2. To serve fondue, put the fondue pot in the middle of the table, with the bread cubes in a basket. Diners spear cubes with their fondue forks and dip them in the pot. Stir the pot frequently to prevent the cheese from coagulating. If fondue becomes too thick, stir in 1/4 C of dry white wine.

First Course: French Onion Soup (serves 6) from The New Best Recipe

  • 2 tablespoons unsalted butter
  • 5 medium red onions sliced thin
  • salt
  • 6 Cups low-sodium chicken broth
  • 1 3/4 C low-sodium beef broth
  • 1/4 C dry red wine
  • 2 sprigs fresh parsley
  • 1 sprig fresh thyme
  • 1 bay leaf
  • 1 Tbsp balsamic vinegar
  • ground black pepper

Note: 8 cups of rich beef stock can replace the chicken broth, beef broth and the red wine.

Cheese Topped Crust:

  • 1 baguette, cut on the bias into 3/4 inch slices (2 slices per serving)
  • 4 1/2 oz Swiss cheese, sliced 1/ 16 inches thick
  • 3 oz Asiago cheese, freshly grated (about 1 1/2 Cups)

1. For the soup: Melt the butter in a large stockpot or Dutch oven over medium-high heat; add the sliced onions and 1/2 tsp salt and stir to coat the onions thoroughly with butter. Cook, stirring frequently, until the onions are reduced and syrupy and the inside of the pot is coated with a very deep brown crust, 30-35 minutes. Stir in the chicken and beef broths, red wine, parsley, thyme, and bay leaf, scraping the pot bottom with a wooden spoon to loosen the browned bits and bring to a simmer. Simmer to blend the flavors about 20 minutes and discard the herbs. Stir in the balsamic vinegar and adjust the seasonings with salt and pepper.
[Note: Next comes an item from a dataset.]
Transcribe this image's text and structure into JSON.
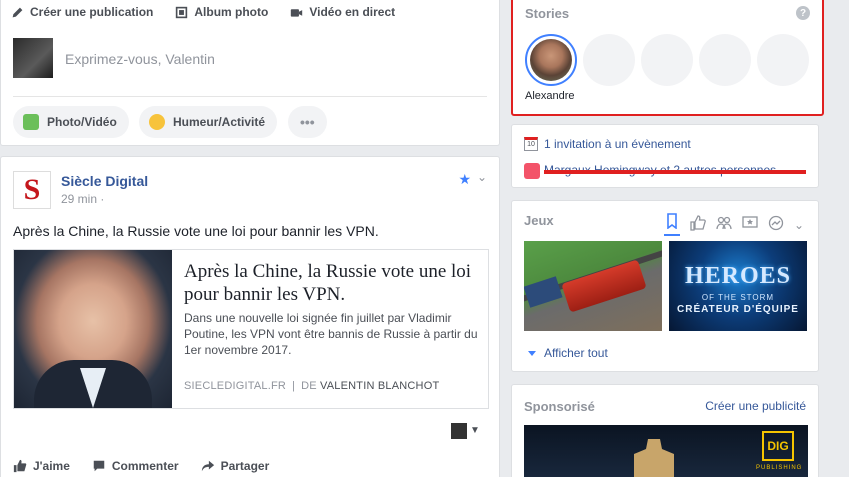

  • 2. For the Crusts: Adjust an oven rack to the upper-middle position; heat the broiler. Set heat-safe soup bowls or crocks on a baking sheet; fill each with about 1 1/2 Cups of soup. Top each bowl with 2 baguette slices and divide the Swiss cheese slices, placing them in a single layer, if possible, on the the bread. Sprinkle with about 2 Tbsp grated Asiago and broil until well browned and bubbly, about 10 minutes (*I found 3 minutes to be perfectly adequate, watch it). Cool 5 minutes and serve.


Bruce Young said...

Sounds yummy.

Tu sais que j'aime beaucoup tout ce qui est francais, y compris les aliments.

(For a translation, go to and paste in the French.)

older singer said...

It's not what you cook, it's what you wear when you're cooking it.
And don't forget the traditional valentine's decorations:
one of those chocolate striped cookies with a hole in the middle, two gummy or jelly hearts, one skewer. Put hearts over cookie hole, spear them together with the skewer, arrange in a vase with other candy flowers--such as those made by putting two chocolate kisses together bottom sides touching, wrapping the "rosebud" in red saran wrap, then covering the "stem" (another skewer?) with green floral tape.
It's actually a cute little arrangement.

Factotum said...

I'll keep that in mind--exactly what should one wear when you cook French cuisine?

older singer said...

You can borrow my French Maid costume.

Anonymous said...

Are you having fun at Disneyworld?

waiting patiently said...

According to my sources, you are home from Florida and have not yet posted photographs nor your longish critique of My Name is Asher Lev. When might we expect those things?